Murakami in the house

A brunch at Antilla, a quick introduction to dandiya and conversations on art and turtles


There are homes, mansions and palaces, and then there’s Antilla, the soaring family home of Mukesh and Nita Ambani. Sweeping in scale, the 27-storey, 4,00,000 sq ft building may not be the city’s tallest, but it is certainly the most iconic. Last Sunday, I pulled into its plush driveway. At the entrance stood the iconic bright red Robert Indiana LOVE sculpture, one of the most recognised pop art images of the 20th century. How fabulous.

I was feeling art withdrawal pangs — I had major FOMO, missing the Samdani Art Foundation’s Dhaka Art Summit in Bangladesh, wonderfully curated by Diana Campbell Betancourt — when an invite came from none other than Isha Ambani Piramal. It was for a brunch in honour of renowned artist Takashi Murakami, considered the face of Japanese contemporary art. It was his first trip to India.

As I walked into one of Antilla’s plush living rooms, with its huge double height windows, the first person I encountered was Murakami himself. “Hi, Takashi,” he said, disarmingly. Dressed in a camouflage green jacket, blue sweater, and army fatigue cargo pants, the 58-year-old sported a ponytail and a shaggy beard. He seemed delighted to be here. For Murakami’s benefit, the afternoon began with a dandiya performance. He clearly enjoyed the spectacle, whipping out his phone to take videos of the dance troupe and even sportingly hitting some sticks.

For those who can’t remember, Murakami became a global name in 2002 when designer Marc Jacobs, then helming Louis Vuitton, invited him to put his art on the house’s signature monogrammed handbags. It was a spectacular success and just the kind of pick-me-up the depressed economic climate of the new century needed after the catastrophe of 9/11. I lived in New York back then and remember the huge craze and waiting lists for those bags. And to think that buzz was before the advent of social media. The founder of ‘superflat’, a post Second World War Japanese art movement that draws inspiration from anime and manga, Murakami’s quirky, whimsical designs for Louis Vuitton were the kind of intervention that makes the collision of fashion and art so exciting. And he was Asian!

Now, 18 years later, here I was, telling him about our local art scene with its many positives (great art, growing interest, healthier market) but plenty of drawbacks (contemporary art viewed as elitist, not enough patronage, not enough institutional support). He listened attentively and didn’t speak much. His own company, Kaikai Kiki, nurtures and incubates emerging Japanese artists.
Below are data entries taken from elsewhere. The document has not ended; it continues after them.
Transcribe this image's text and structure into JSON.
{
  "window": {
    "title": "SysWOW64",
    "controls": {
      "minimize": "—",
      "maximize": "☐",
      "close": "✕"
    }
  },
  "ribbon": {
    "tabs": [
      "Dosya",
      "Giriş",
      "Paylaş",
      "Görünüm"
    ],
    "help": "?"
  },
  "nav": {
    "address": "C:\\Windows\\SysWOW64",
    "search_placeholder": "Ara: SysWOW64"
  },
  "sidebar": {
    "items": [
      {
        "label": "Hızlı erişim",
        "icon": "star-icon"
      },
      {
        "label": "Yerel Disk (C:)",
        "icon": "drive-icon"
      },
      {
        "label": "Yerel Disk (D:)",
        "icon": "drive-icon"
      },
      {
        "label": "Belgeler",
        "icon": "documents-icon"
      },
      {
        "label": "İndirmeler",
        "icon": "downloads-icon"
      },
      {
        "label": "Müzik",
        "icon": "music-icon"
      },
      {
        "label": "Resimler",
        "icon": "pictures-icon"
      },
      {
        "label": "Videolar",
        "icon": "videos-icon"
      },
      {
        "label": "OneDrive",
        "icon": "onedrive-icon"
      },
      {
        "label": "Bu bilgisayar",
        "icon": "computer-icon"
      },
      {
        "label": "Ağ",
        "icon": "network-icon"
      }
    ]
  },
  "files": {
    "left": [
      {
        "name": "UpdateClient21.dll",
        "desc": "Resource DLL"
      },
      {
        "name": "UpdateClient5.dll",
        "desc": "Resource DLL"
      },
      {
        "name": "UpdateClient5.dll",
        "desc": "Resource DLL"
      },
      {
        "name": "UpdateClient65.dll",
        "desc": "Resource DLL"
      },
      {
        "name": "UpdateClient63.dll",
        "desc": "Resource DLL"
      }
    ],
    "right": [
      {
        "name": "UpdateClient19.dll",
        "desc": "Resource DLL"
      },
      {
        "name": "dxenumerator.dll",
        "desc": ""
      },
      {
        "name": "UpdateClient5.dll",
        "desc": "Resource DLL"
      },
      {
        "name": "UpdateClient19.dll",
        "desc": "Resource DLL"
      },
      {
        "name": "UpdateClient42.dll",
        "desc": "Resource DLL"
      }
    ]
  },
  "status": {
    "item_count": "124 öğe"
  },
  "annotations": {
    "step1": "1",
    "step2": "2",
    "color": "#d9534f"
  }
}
Murakami’s more recent collaborations — with Kanye West, Pharell Williams and Virgil Abloh — have bestowed upon him a rock star status. He’s one of a handful of artists with worldwide name recognition. His pieces fetch a lot of money at auctions (Sotheby’s sold his artwork My Lonesome Cowboy for $13.5 million in 2008) and he continues to push the boundaries of ‘high’ and ‘low’ art.

Later, after a sumptuous lunch of South Indian, Gujarati and continental food, we had a Q&A with Murakami, culminating in a hilarious rapid-fire round conducted by Isha. Amongst other things, she asked him what he did for fun — he was flummoxed by the question — and about his pets (turtles and a fish who recognises him). As for India, he seemed seduced. “Artists are super geeks, all the time in the studio, but sometimes come out to the real environment, like now. I am getting a lot of information on this town,” Murakami said. “Many countries forget about history, they just transform to what is contemporary, like in fashion and culture, but here there is a very deep combination. It is fantastic.” Indeed it is.

This fortnightly column tracks the indulgent pursuits of the one-percenters.